**REQUIRED ACTION**
Across the records below, how many lines include the string "name"? State the number and nothing more.

**EXTRACTED RECORDS**
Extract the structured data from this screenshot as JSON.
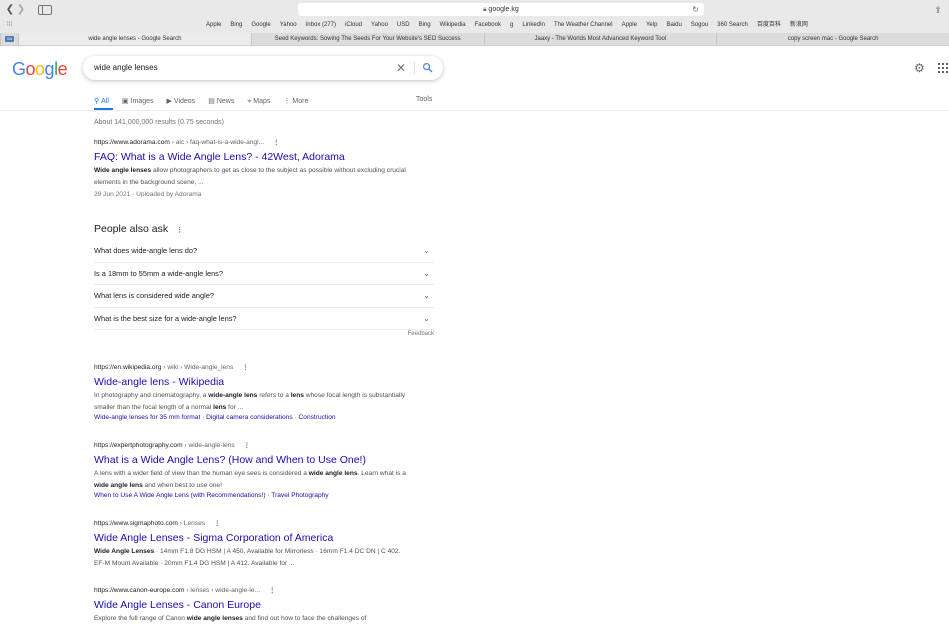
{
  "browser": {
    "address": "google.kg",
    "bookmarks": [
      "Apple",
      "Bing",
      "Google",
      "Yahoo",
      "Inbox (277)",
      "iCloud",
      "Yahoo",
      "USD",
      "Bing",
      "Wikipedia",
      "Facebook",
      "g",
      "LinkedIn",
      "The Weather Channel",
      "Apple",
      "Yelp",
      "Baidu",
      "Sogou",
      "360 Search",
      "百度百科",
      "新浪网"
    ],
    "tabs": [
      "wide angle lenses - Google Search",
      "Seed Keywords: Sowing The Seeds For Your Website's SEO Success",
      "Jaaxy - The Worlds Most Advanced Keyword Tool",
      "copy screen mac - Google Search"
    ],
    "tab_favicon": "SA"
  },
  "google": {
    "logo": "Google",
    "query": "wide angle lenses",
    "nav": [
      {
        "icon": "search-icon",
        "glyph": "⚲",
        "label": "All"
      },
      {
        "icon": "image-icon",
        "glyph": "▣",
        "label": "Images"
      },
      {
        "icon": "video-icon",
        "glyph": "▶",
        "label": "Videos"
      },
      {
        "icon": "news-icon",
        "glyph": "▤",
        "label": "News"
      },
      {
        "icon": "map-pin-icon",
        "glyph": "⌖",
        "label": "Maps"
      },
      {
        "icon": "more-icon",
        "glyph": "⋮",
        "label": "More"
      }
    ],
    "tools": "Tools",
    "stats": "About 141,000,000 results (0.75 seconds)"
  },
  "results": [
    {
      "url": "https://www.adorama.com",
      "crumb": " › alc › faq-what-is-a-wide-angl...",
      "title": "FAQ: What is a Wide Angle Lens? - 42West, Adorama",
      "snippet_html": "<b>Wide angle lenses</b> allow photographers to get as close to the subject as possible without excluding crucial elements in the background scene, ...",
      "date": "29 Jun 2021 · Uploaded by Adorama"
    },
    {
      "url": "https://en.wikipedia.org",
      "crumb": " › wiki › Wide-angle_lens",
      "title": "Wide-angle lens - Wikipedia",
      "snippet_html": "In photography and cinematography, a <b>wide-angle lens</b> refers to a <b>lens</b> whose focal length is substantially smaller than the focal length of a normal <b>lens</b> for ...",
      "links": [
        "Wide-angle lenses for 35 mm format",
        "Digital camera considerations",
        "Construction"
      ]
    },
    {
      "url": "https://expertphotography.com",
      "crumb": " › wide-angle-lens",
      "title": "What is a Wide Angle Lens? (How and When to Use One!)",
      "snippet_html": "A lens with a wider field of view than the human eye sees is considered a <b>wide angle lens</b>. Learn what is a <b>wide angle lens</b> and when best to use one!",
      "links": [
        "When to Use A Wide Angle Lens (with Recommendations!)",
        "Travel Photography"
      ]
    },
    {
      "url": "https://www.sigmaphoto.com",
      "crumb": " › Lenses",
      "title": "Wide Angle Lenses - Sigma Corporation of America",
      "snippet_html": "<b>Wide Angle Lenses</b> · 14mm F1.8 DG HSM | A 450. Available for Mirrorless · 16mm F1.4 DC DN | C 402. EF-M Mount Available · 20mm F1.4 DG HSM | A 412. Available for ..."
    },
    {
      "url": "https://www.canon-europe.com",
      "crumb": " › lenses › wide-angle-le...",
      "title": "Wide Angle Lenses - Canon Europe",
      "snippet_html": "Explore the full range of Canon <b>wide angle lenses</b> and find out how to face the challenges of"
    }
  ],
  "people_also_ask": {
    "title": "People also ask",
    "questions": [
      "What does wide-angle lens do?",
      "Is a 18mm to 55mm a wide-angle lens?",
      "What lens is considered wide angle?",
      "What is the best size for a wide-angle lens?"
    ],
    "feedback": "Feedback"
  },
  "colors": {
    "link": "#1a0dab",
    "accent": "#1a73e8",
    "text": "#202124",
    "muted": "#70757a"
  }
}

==

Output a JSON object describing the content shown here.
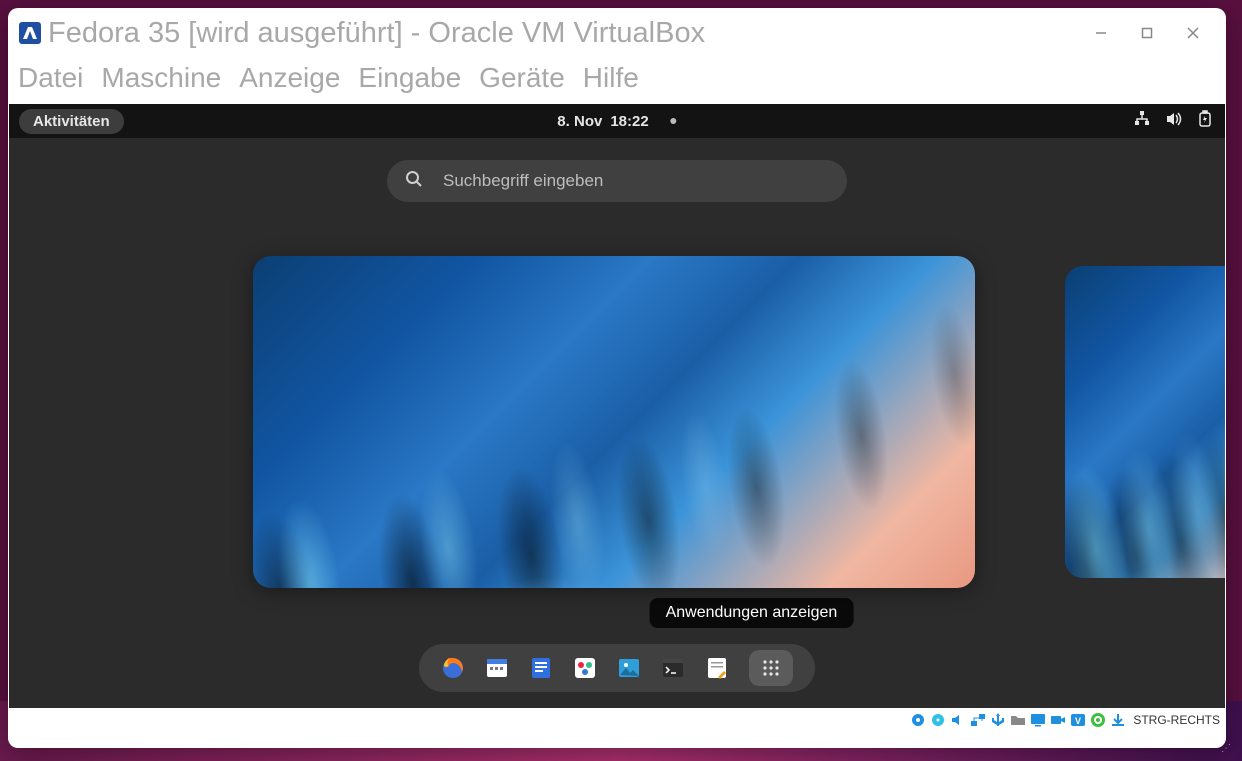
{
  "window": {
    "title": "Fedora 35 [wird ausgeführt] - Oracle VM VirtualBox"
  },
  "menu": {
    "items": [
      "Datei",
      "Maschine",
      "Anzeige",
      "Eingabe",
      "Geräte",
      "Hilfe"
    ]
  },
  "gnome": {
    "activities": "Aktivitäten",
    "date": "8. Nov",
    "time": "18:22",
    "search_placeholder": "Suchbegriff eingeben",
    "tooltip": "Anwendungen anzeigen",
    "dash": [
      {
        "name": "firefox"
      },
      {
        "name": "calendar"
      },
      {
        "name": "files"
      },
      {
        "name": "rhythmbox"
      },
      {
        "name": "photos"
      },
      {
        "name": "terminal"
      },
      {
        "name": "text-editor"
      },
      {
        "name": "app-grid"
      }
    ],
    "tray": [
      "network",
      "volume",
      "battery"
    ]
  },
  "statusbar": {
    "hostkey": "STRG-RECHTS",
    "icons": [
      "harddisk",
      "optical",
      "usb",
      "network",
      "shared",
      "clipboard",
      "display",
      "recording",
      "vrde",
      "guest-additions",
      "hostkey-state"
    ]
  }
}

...

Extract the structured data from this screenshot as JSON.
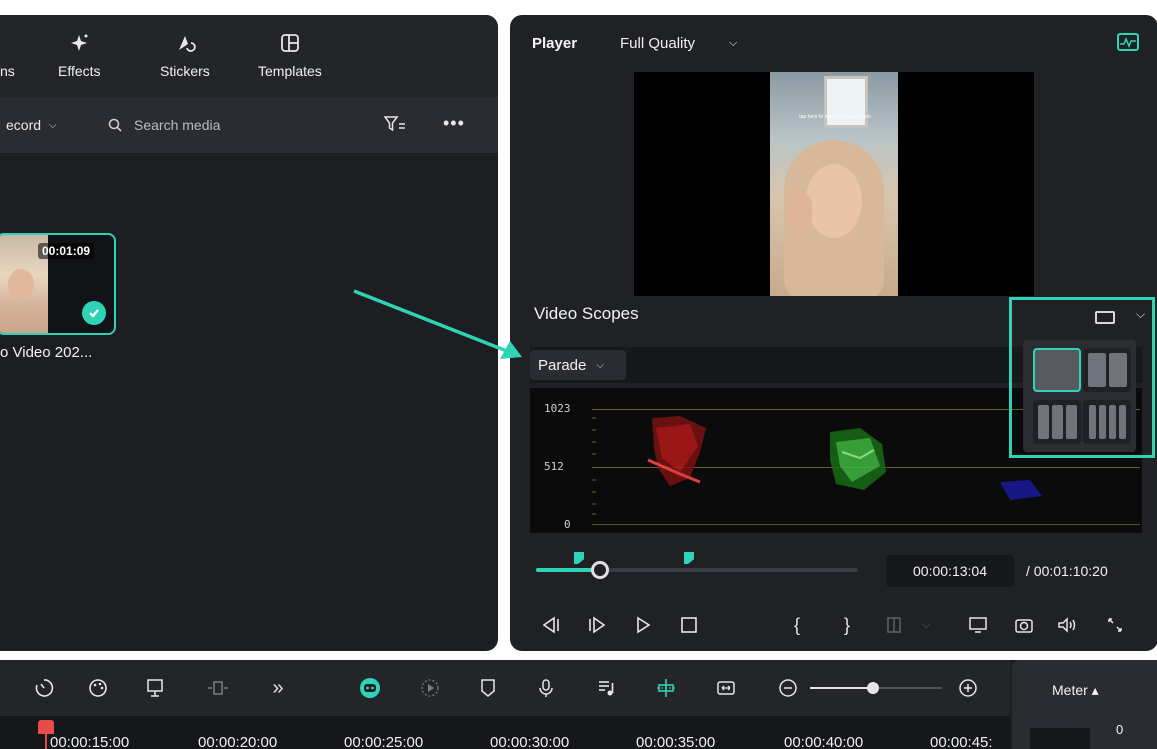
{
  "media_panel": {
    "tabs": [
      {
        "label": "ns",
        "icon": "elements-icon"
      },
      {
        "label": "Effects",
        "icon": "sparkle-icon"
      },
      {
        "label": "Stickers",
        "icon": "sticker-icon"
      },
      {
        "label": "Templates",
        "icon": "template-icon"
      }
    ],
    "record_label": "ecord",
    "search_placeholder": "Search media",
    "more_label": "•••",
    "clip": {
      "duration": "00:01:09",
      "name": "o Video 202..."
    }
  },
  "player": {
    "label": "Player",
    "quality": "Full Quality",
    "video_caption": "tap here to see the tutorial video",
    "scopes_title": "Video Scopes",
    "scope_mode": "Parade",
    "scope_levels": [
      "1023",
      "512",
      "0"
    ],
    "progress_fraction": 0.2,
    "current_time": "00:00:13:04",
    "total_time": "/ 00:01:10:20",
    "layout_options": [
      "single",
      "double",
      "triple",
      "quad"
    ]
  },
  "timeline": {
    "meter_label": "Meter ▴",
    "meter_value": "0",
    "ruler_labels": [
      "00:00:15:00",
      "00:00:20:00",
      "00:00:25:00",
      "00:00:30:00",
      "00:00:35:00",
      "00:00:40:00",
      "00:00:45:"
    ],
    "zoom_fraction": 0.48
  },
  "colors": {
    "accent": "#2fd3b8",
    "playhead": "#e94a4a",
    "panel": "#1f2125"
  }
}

**RESPONSE BELOW**
9